And finally, congratulations! You’ve got additional members in your family! While this time can be exciting, it’s also important to be prepared for your dog’s labor. This process can take anywhere from a few hours to a few days, so it’s important to know what to expect and have everything you need on hand.
After Your Dog Delivers: Now What?
You are now the proud owner of adorable and bouncing fluffy puppies! Whether this is your first time experiencing the joys (and challenges) of pup-parenthood, or you’re a seasoned pro, it’s important to know what to do in the crucial days and weeks after your dog delivers. Let’s take a look on what you should do.
The First Few Days
The first few days after delivery are generally considered the most critical, as this is when your dog and her puppies are at highest risk for complications. It’s important to keep a close eye on both mom and pups during this time, checking for any signs of illness or distress.
Puppies born before day 58 of gestation are considered premature and are especially vulnerable; if you have a premature pup, be sure to consult your veterinarian right away. Puppies who are small, lethargic, or have trouble nursing should also be seen by a vet as soon as possible.
For all other newborns, common issues in the first few days include low blood sugar (hypoglycemia), hypothermia (low body temperature), dehydration, and trouble nursing. If you notice any of these issues, call your veterinarian immediately.
Taking Care of Mom
In the days and weeks after delivery, your dog will need extra care and attention to help her recover from childbirth and ensure that she is able to adequately care for her pups. Here are a few things you can do to help:
- Feed her small meals frequently throughout the day rather than one large meal. This will help her digest food more easily and prevent vomiting or diarrhea.
- Give her plenty of clean water at all times; dehydration can be dangerous for recovery.
- Avoid letting her get too hot or too cold; extreme temperatures can stress her body and delay healing.
- Keep her calm and quiet; too much activity can increase bleeding and delay healing. Provide a soft bed in a quiet room for her to rest in during the early days post-delivery.

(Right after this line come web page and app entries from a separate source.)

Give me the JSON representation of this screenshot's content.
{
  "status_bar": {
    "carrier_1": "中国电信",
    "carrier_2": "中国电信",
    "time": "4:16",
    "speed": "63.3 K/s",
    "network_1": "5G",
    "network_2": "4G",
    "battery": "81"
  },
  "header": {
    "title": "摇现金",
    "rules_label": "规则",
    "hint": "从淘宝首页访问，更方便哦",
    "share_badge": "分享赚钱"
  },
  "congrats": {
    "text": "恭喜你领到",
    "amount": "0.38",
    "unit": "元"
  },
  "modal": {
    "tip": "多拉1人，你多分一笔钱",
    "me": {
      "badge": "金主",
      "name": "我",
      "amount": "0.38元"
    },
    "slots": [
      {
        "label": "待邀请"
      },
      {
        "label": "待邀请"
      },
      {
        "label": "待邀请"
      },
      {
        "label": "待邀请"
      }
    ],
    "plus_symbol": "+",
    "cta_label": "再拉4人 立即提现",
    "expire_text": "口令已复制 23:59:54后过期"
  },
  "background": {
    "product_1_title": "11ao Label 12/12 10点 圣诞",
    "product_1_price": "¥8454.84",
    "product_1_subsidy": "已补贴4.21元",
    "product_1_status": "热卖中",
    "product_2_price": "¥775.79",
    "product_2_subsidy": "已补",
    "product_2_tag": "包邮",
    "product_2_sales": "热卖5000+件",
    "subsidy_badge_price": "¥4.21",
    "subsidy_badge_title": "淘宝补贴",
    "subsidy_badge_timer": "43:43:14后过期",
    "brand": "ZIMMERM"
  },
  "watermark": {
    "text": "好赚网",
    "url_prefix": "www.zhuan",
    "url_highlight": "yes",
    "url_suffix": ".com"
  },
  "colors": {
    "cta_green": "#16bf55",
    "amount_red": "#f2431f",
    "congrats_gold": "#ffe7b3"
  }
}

Caring for your newly expanded canine family is a big responsibility, but it’s also an incredibly rewarding experience. By being prepared and knowing what to expect in the days after your dog delivers, you can set both mom and pups up for a happy and healthy start to life together.
To wrap up, taking care of a dog is a huge responsibility, especially at times when they are pregnant and experiencing labor. But by familiarizing yourself with the signs of approaching labor, you can help make the delivery process go as smoothly as possible for both you and your furry friend. Just remember to stay calm and call the vet if you have any concerns along the way.
Frequently Asked Questions (FAQs)
Q. How Can You Tell if a Dog is Dilated?
Your dog will show visible symptoms of discomfort during the painful contractions that accompany cervix dilation. Check to see whether she is shivering or panting; this is a surefire indication that she has dilated.
Q. Does a Dog’s Water Break?
The rupture of the chorioallantoic sac, often known as the water breaking, is one of the unmistakable indicators that your dog is about to give birth. Normally, this happens at the end of the first stage of labor. The second stage of labor, when mom starts to actually deliver the puppies, starts with a watery discharge.
Q. What Does a Dog’s Mucus Plug Look Like?
Typically, it appears as a whitish fluid. The mucus plug of a dog is described by veterinarian Dan Rice in the book The Complete Book of Dog Breeding as a clear, odorless discharge that can be stringy and resemble egg whites.
Q. When Can You Touch a Newborn Puppy?
About three weeks after birth, the puppies start to move about independently. You can start petting them and interacting with them more at this point. If a newborn puppy appears sick, its mother abandons it, or the dog is orphaned, that’s when you should only touch or pick it up.